▶ DESCRIPTION OF THE TASK
Reproduce the entries. Each one must match the original exactly.

Website and app data records:
*-*-*
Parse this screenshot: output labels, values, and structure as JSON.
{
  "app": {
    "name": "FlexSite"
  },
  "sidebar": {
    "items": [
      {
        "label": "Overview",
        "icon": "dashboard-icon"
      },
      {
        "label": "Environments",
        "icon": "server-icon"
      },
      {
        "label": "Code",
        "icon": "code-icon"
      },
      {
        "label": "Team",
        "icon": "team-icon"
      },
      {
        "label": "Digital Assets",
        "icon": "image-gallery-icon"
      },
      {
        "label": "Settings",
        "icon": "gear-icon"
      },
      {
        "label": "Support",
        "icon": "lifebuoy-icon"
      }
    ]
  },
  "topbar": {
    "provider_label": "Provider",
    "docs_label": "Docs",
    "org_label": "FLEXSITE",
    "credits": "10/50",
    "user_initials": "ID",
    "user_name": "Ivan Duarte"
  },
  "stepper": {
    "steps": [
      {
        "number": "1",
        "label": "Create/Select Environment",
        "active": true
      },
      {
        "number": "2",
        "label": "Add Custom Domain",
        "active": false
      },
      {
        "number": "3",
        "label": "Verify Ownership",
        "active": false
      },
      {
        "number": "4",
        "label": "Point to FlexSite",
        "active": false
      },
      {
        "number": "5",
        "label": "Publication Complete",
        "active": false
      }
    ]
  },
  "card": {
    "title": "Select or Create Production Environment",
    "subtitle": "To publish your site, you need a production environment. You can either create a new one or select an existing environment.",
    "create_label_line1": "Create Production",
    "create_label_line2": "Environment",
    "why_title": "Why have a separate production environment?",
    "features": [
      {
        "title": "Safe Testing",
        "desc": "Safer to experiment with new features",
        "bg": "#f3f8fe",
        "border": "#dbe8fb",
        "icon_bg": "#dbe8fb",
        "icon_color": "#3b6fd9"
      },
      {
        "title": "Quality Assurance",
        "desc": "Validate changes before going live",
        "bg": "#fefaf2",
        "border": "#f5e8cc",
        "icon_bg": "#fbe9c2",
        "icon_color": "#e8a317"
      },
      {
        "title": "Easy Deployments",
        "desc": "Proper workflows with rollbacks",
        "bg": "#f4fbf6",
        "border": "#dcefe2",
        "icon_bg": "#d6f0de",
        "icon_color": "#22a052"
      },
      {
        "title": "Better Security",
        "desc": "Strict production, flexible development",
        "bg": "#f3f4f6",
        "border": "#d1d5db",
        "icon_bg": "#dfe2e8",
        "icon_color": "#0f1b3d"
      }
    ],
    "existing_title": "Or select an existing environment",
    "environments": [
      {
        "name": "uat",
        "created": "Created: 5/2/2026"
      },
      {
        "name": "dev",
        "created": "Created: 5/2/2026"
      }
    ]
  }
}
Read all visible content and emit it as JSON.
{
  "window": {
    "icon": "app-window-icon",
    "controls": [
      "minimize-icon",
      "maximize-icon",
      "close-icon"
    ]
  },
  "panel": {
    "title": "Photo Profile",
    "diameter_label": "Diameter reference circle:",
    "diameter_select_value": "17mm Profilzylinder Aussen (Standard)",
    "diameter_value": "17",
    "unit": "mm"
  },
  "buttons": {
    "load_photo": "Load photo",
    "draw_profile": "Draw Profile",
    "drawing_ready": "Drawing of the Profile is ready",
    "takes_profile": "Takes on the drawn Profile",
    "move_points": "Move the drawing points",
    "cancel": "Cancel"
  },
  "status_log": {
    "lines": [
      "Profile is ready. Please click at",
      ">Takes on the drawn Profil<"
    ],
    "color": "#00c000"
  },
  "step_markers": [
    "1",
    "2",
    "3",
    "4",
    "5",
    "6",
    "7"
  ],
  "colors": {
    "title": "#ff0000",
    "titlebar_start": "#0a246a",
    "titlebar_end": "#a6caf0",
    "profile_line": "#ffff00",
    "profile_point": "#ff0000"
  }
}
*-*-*
▶ YOUR SOLUTION
Parse this screenshot: output labels, values, and structure as JSON.
{
  "app": {
    "name": "FlexSite"
  },
  "sidebar": {
    "items": [
      {
        "label": "Overview",
        "icon": "dashboard-icon"
      },
      {
        "label": "Environments",
        "icon": "server-icon"
      },
      {
        "label": "Code",
        "icon": "code-icon"
      },
      {
        "label": "Team",
        "icon": "team-icon"
      },
      {
        "label": "Digital Assets",
        "icon": "image-gallery-icon"
      },
      {
        "label": "Settings",
        "icon": "gear-icon"
      },
      {
        "label": "Support",
        "icon": "lifebuoy-icon"
      }
    ]
  },
  "topbar": {
    "provider_label": "Provider",
    "docs_label": "Docs",
    "org_label": "FLEXSITE",
    "credits": "10/50",
    "user_initials": "ID",
    "user_name": "Ivan Duarte"
  },
  "stepper": {
    "steps": [
      {
        "number": "1",
        "label": "Create/Select Environment",
        "active": true
      },
      {
        "number": "2",
        "label": "Add Custom Domain",
        "active": false
      },
      {
        "number": "3",
        "label": "Verify Ownership",
        "active": false
      },
      {
        "number": "4",
        "label": "Point to FlexSite",
        "active": false
      },
      {
        "number": "5",
        "label": "Publication Complete",
        "active": false
      }
    ]
  },
  "card": {
    "title": "Select or Create Production Environment",
    "subtitle": "To publish your site, you need a production environment. You can either create a new one or select an existing environment.",
    "create_label_line1": "Create Production",
    "create_label_line2": "Environment",
    "why_title": "Why have a separate production environment?",
    "features": [
      {
        "title": "Safe Testing",
        "desc": "Safer to experiment with new features",
        "bg": "#f3f8fe",
        "border": "#dbe8fb",
        "icon_bg": "#dbe8fb",
        "icon_color": "#3b6fd9"
      },
      {
        "title": "Quality Assurance",
        "desc": "Validate changes before going live",
        "bg": "#fefaf2",
        "border": "#f5e8cc",
        "icon_bg": "#fbe9c2",
        "icon_color": "#e8a317"
      },
      {
        "title": "Easy Deployments",
        "desc": "Proper workflows with rollbacks",
        "bg": "#f4fbf6",
        "border": "#dcefe2",
        "icon_bg": "#d6f0de",
        "icon_color": "#22a052"
      },
      {
        "title": "Better Security",
        "desc": "Strict production, flexible development",
        "bg": "#f3f4f6",
        "border": "#d1d5db",
        "icon_bg": "#dfe2e8",
        "icon_color": "#0f1b3d"
      }
    ],
    "existing_title": "Or select an existing environment",
    "environments": [
      {
        "name": "uat",
        "created": "Created: 5/2/2026"
      },
      {
        "name": "dev",
        "created": "Created: 5/2/2026"
      }
    ]
  }
}
Read all visible content and emit it as JSON.
{
  "window": {
    "icon": "app-window-icon",
    "controls": [
      "minimize-icon",
      "maximize-icon",
      "close-icon"
    ]
  },
  "panel": {
    "title": "Photo Profile",
    "diameter_label": "Diameter reference circle:",
    "diameter_select_value": "17mm Profilzylinder Aussen (Standard)",
    "diameter_value": "17",
    "unit": "mm"
  },
  "buttons": {
    "load_photo": "Load photo",
    "draw_profile": "Draw Profile",
    "drawing_ready": "Drawing of the Profile is ready",
    "takes_profile": "Takes on the drawn Profile",
    "move_points": "Move the drawing points",
    "cancel": "Cancel"
  },
  "status_log": {
    "lines": [
      "Profile is ready. Please click at",
      ">Takes on the drawn Profil<"
    ],
    "color": "#00c000"
  },
  "step_markers": [
    "1",
    "2",
    "3",
    "4",
    "5",
    "6",
    "7"
  ],
  "colors": {
    "title": "#ff0000",
    "titlebar_start": "#0a246a",
    "titlebar_end": "#a6caf0",
    "profile_line": "#ffff00",
    "profile_point": "#ff0000"
  }
}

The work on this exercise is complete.